Records excerpted from a collection
Content starts

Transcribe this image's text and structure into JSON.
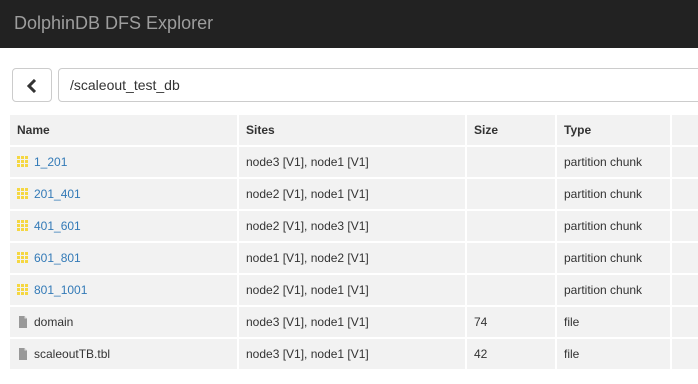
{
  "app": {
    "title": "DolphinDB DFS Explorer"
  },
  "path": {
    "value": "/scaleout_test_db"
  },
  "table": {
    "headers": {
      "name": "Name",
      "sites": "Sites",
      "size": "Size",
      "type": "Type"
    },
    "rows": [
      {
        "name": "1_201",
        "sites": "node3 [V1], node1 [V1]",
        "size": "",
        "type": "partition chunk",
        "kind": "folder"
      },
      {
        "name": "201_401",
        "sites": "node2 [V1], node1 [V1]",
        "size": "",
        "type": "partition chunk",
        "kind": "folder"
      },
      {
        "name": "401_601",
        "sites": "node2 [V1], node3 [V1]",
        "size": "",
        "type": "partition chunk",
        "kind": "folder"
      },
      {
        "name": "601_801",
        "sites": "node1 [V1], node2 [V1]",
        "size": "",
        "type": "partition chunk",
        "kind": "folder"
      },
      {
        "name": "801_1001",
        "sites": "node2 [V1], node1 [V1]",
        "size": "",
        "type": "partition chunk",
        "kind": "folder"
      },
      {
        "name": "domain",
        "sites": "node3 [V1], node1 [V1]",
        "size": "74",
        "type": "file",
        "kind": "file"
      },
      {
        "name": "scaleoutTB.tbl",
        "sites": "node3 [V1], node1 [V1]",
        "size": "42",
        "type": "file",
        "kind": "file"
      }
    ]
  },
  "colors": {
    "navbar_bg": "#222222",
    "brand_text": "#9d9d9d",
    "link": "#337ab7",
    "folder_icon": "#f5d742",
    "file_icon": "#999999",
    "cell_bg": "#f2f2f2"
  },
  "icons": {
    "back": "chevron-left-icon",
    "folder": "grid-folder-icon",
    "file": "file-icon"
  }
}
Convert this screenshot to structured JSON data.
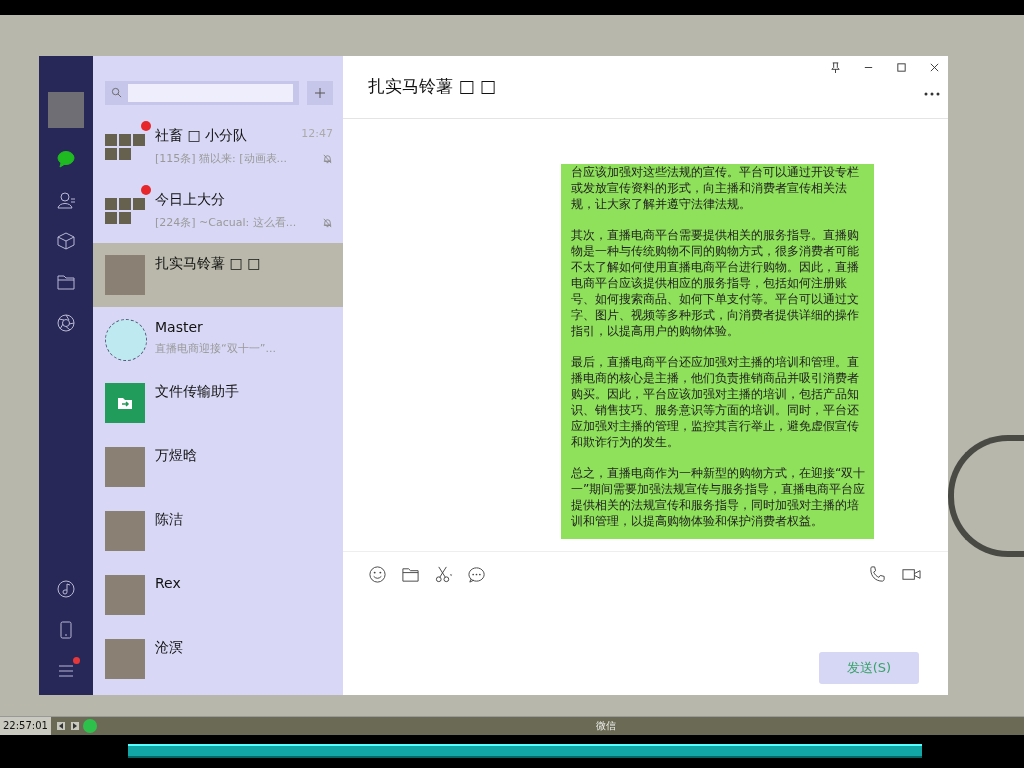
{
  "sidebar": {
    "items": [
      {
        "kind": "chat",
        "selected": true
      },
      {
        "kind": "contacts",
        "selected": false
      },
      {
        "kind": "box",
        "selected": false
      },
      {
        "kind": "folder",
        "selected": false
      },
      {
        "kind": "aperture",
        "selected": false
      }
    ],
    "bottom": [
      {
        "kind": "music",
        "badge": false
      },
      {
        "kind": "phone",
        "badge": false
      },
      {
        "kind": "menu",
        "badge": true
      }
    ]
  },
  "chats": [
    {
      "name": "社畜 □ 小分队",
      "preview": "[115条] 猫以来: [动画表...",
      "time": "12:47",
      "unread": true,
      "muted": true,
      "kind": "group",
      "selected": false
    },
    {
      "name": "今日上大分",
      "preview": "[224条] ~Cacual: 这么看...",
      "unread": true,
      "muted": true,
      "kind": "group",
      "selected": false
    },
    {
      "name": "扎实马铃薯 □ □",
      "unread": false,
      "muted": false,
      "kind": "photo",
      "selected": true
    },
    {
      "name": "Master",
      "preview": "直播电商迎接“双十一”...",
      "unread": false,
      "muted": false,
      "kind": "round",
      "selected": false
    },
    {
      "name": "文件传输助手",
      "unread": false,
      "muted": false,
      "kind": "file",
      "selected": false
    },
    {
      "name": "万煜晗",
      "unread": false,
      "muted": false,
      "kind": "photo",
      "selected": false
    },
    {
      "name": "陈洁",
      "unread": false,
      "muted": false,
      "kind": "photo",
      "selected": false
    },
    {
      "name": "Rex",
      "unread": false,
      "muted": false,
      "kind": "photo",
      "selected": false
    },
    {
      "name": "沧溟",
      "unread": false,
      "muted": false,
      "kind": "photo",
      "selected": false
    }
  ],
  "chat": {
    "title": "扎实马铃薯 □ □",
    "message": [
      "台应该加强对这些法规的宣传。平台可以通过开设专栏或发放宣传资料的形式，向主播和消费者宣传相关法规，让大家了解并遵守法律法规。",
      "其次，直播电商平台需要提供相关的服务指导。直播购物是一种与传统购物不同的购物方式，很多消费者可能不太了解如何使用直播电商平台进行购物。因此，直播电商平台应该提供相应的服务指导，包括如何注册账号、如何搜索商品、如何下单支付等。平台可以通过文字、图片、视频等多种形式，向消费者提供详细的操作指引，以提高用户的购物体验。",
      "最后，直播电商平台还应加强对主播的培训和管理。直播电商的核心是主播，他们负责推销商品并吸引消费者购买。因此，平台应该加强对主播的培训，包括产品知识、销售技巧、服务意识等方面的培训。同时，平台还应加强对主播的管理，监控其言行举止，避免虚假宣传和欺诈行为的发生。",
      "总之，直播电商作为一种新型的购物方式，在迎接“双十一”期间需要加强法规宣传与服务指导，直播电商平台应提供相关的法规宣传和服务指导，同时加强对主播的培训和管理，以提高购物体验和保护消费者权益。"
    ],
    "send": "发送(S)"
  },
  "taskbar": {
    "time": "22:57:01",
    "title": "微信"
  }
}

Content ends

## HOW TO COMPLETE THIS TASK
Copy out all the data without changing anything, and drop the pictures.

## PROBLEM SOLUTION
Transcribe this image's text and structure into JSON.
{
  "app": {
    "title": "DolphinDB DFS Explorer"
  },
  "path": {
    "value": "/scaleout_test_db"
  },
  "table": {
    "headers": {
      "name": "Name",
      "sites": "Sites",
      "size": "Size",
      "type": "Type"
    },
    "rows": [
      {
        "name": "1_201",
        "sites": "node3 [V1], node1 [V1]",
        "size": "",
        "type": "partition chunk",
        "kind": "folder"
      },
      {
        "name": "201_401",
        "sites": "node2 [V1], node1 [V1]",
        "size": "",
        "type": "partition chunk",
        "kind": "folder"
      },
      {
        "name": "401_601",
        "sites": "node2 [V1], node3 [V1]",
        "size": "",
        "type": "partition chunk",
        "kind": "folder"
      },
      {
        "name": "601_801",
        "sites": "node1 [V1], node2 [V1]",
        "size": "",
        "type": "partition chunk",
        "kind": "folder"
      },
      {
        "name": "801_1001",
        "sites": "node2 [V1], node1 [V1]",
        "size": "",
        "type": "partition chunk",
        "kind": "folder"
      },
      {
        "name": "domain",
        "sites": "node3 [V1], node1 [V1]",
        "size": "74",
        "type": "file",
        "kind": "file"
      },
      {
        "name": "scaleoutTB.tbl",
        "sites": "node3 [V1], node1 [V1]",
        "size": "42",
        "type": "file",
        "kind": "file"
      }
    ]
  },
  "colors": {
    "navbar_bg": "#222222",
    "brand_text": "#9d9d9d",
    "link": "#337ab7",
    "folder_icon": "#f5d742",
    "file_icon": "#999999",
    "cell_bg": "#f2f2f2"
  },
  "icons": {
    "back": "chevron-left-icon",
    "folder": "grid-folder-icon",
    "file": "file-icon"
  }
}
Convert this screenshot to structured JSON data.
{
  "sidebar": {
    "items": [
      {
        "kind": "chat",
        "selected": true
      },
      {
        "kind": "contacts",
        "selected": false
      },
      {
        "kind": "box",
        "selected": false
      },
      {
        "kind": "folder",
        "selected": false
      },
      {
        "kind": "aperture",
        "selected": false
      }
    ],
    "bottom": [
      {
        "kind": "music",
        "badge": false
      },
      {
        "kind": "phone",
        "badge": false
      },
      {
        "kind": "menu",
        "badge": true
      }
    ]
  },
  "chats": [
    {
      "name": "社畜 □ 小分队",
      "preview": "[115条] 猫以来: [动画表...",
      "time": "12:47",
      "unread": true,
      "muted": true,
      "kind": "group",
      "selected": false
    },
    {
      "name": "今日上大分",
      "preview": "[224条] ~Cacual: 这么看...",
      "unread": true,
      "muted": true,
      "kind": "group",
      "selected": false
    },
    {
      "name": "扎实马铃薯 □ □",
      "unread": false,
      "muted": false,
      "kind": "photo",
      "selected": true
    },
    {
      "name": "Master",
      "preview": "直播电商迎接“双十一”...",
      "unread": false,
      "muted": false,
      "kind": "round",
      "selected": false
    },
    {
      "name": "文件传输助手",
      "unread": false,
      "muted": false,
      "kind": "file",
      "selected": false
    },
    {
      "name": "万煜晗",
      "unread": false,
      "muted": false,
      "kind": "photo",
      "selected": false
    },
    {
      "name": "陈洁",
      "unread": false,
      "muted": false,
      "kind": "photo",
      "selected": false
    },
    {
      "name": "Rex",
      "unread": false,
      "muted": false,
      "kind": "photo",
      "selected": false
    },
    {
      "name": "沧溟",
      "unread": false,
      "muted": false,
      "kind": "photo",
      "selected": false
    }
  ],
  "chat": {
    "title": "扎实马铃薯 □ □",
    "message": [
      "台应该加强对这些法规的宣传。平台可以通过开设专栏或发放宣传资料的形式，向主播和消费者宣传相关法规，让大家了解并遵守法律法规。",
      "其次，直播电商平台需要提供相关的服务指导。直播购物是一种与传统购物不同的购物方式，很多消费者可能不太了解如何使用直播电商平台进行购物。因此，直播电商平台应该提供相应的服务指导，包括如何注册账号、如何搜索商品、如何下单支付等。平台可以通过文字、图片、视频等多种形式，向消费者提供详细的操作指引，以提高用户的购物体验。",
      "最后，直播电商平台还应加强对主播的培训和管理。直播电商的核心是主播，他们负责推销商品并吸引消费者购买。因此，平台应该加强对主播的培训，包括产品知识、销售技巧、服务意识等方面的培训。同时，平台还应加强对主播的管理，监控其言行举止，避免虚假宣传和欺诈行为的发生。",
      "总之，直播电商作为一种新型的购物方式，在迎接“双十一”期间需要加强法规宣传与服务指导，直播电商平台应提供相关的法规宣传和服务指导，同时加强对主播的培训和管理，以提高购物体验和保护消费者权益。"
    ],
    "send": "发送(S)"
  },
  "taskbar": {
    "time": "22:57:01",
    "title": "微信"
  }
}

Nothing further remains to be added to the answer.